* HOW TO COMPLETE THIS TASK
Your answer must be the listing repeated word for word, without its pictures.

* EXERCISE MATERIALS
----
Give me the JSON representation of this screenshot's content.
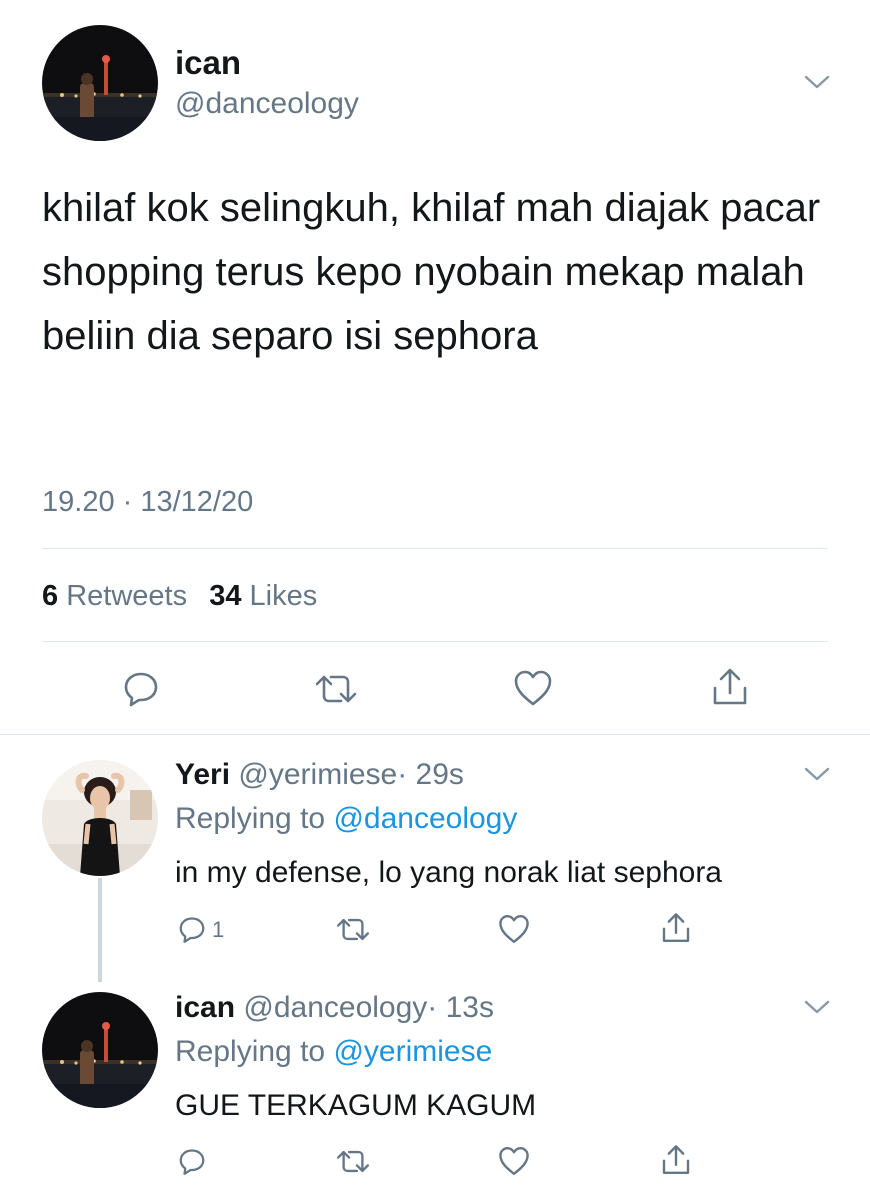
{
  "main_tweet": {
    "display_name": "ican",
    "handle": "@danceology",
    "text": "khilaf kok selingkuh, khilaf mah diajak pacar shopping terus kepo nyobain mekap malah beliin dia separo isi sephora",
    "timestamp": "19.20 · 13/12/20",
    "retweets_count": "6",
    "retweets_label": "Retweets",
    "likes_count": "34",
    "likes_label": "Likes",
    "avatar_icon": "avatar-night-photo"
  },
  "replies": [
    {
      "display_name": "Yeri",
      "handle": "@yerimiese",
      "time": "· 29s",
      "replying_to_label": "Replying to",
      "replying_to_handle": "@danceology",
      "text": "in my defense, lo yang norak liat sephora",
      "reply_count": "1",
      "avatar_icon": "avatar-woman-photo"
    },
    {
      "display_name": "ican",
      "handle": "@danceology",
      "time": "· 13s",
      "replying_to_label": "Replying to",
      "replying_to_handle": "@yerimiese",
      "text": "GUE TERKAGUM KAGUM",
      "avatar_icon": "avatar-night-photo"
    }
  ],
  "icons": {
    "reply": "reply-icon",
    "retweet": "retweet-icon",
    "like": "heart-icon",
    "share": "share-icon",
    "menu": "chevron-down-icon"
  },
  "colors": {
    "text": "#14171a",
    "muted": "#657786",
    "link": "#1b95e0",
    "divider": "#e1e8ed"
  }
}
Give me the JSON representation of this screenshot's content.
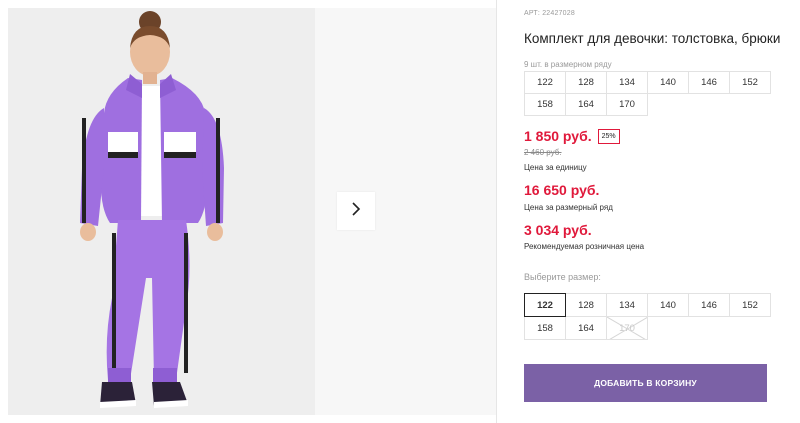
{
  "product": {
    "article_label": "АРТ: 22427028",
    "title": "Комплект для девочки: толстовка, брюки",
    "pack_note": "9 шт. в размерном ряду"
  },
  "size_row": [
    "122",
    "128",
    "134",
    "140",
    "146",
    "152",
    "158",
    "164",
    "170"
  ],
  "prices": {
    "unit_price": "1 850 руб.",
    "discount": "25%",
    "old_price": "2 460 руб.",
    "unit_note": "Цена за единицу",
    "series_price": "16 650 руб.",
    "series_note": "Цена за размерный ряд",
    "retail_price": "3 034 руб.",
    "retail_note": "Рекомендуемая розничная цена"
  },
  "size_select": {
    "label": "Выберите размер:",
    "options": [
      "122",
      "128",
      "134",
      "140",
      "146",
      "152",
      "158",
      "164",
      "170"
    ],
    "selected": "122",
    "unavailable": [
      "170"
    ]
  },
  "cart_button": "ДОБАВИТЬ В КОРЗИНУ",
  "colors": {
    "accent_purple": "#7b61a6",
    "price_red": "#e0193b"
  },
  "icons": {
    "next": "chevron-right-icon"
  }
}
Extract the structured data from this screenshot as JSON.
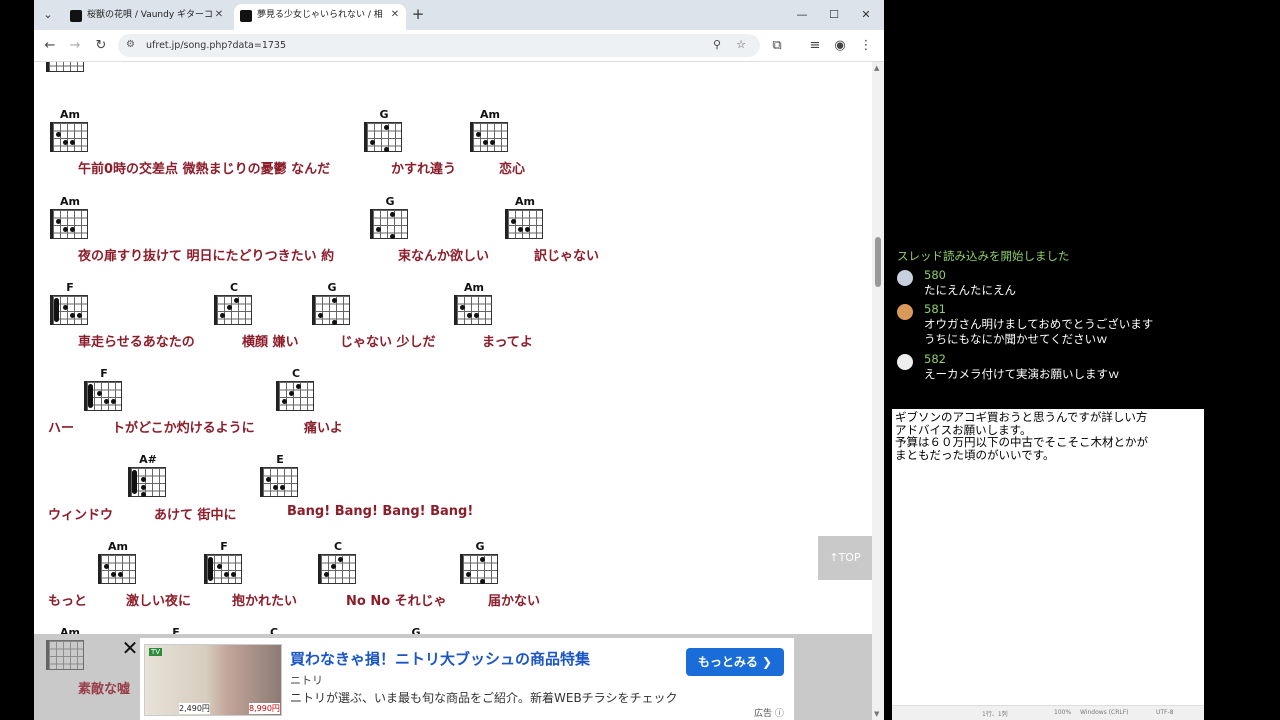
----
* OUTPUT FOR THIS EXERCISE
Give me the JSON representation of this screenshot's content.
{
  "main_tweet": {
    "display_name": "ican",
    "handle": "@danceology",
    "text": "khilaf kok selingkuh, khilaf mah diajak pacar shopping terus kepo nyobain mekap malah beliin dia separo isi sephora",
    "timestamp": "19.20 · 13/12/20",
    "retweets_count": "6",
    "retweets_label": "Retweets",
    "likes_count": "34",
    "likes_label": "Likes",
    "avatar_icon": "avatar-night-photo"
  },
  "replies": [
    {
      "display_name": "Yeri",
      "handle": "@yerimiese",
      "time": "· 29s",
      "replying_to_label": "Replying to",
      "replying_to_handle": "@danceology",
      "text": "in my defense, lo yang norak liat sephora",
      "reply_count": "1",
      "avatar_icon": "avatar-woman-photo"
    },
    {
      "display_name": "ican",
      "handle": "@danceology",
      "time": "· 13s",
      "replying_to_label": "Replying to",
      "replying_to_handle": "@yerimiese",
      "text": "GUE TERKAGUM KAGUM",
      "avatar_icon": "avatar-night-photo"
    }
  ],
  "icons": {
    "reply": "reply-icon",
    "retweet": "retweet-icon",
    "like": "heart-icon",
    "share": "share-icon",
    "menu": "chevron-down-icon"
  },
  "colors": {
    "text": "#14171a",
    "muted": "#657786",
    "link": "#1b95e0",
    "divider": "#e1e8ed"
  }
}
Give me the JSON representation of this screenshot's content.
{
  "product": {
    "article_label": "АРТ: 22427028",
    "title": "Комплект для девочки: толстовка, брюки",
    "pack_note": "9 шт. в размерном ряду"
  },
  "size_row": [
    "122",
    "128",
    "134",
    "140",
    "146",
    "152",
    "158",
    "164",
    "170"
  ],
  "prices": {
    "unit_price": "1 850 руб.",
    "discount": "25%",
    "old_price": "2 460 руб.",
    "unit_note": "Цена за единицу",
    "series_price": "16 650 руб.",
    "series_note": "Цена за размерный ряд",
    "retail_price": "3 034 руб.",
    "retail_note": "Рекомендуемая розничная цена"
  },
  "size_select": {
    "label": "Выберите размер:",
    "options": [
      "122",
      "128",
      "134",
      "140",
      "146",
      "152",
      "158",
      "164",
      "170"
    ],
    "selected": "122",
    "unavailable": [
      "170"
    ]
  },
  "cart_button": "ДОБАВИТЬ В КОРЗИНУ",
  "colors": {
    "accent_purple": "#7b61a6",
    "price_red": "#e0193b"
  },
  "icons": {
    "next": "chevron-right-icon"
  }
}
Extract the structured data from this screenshot as JSON.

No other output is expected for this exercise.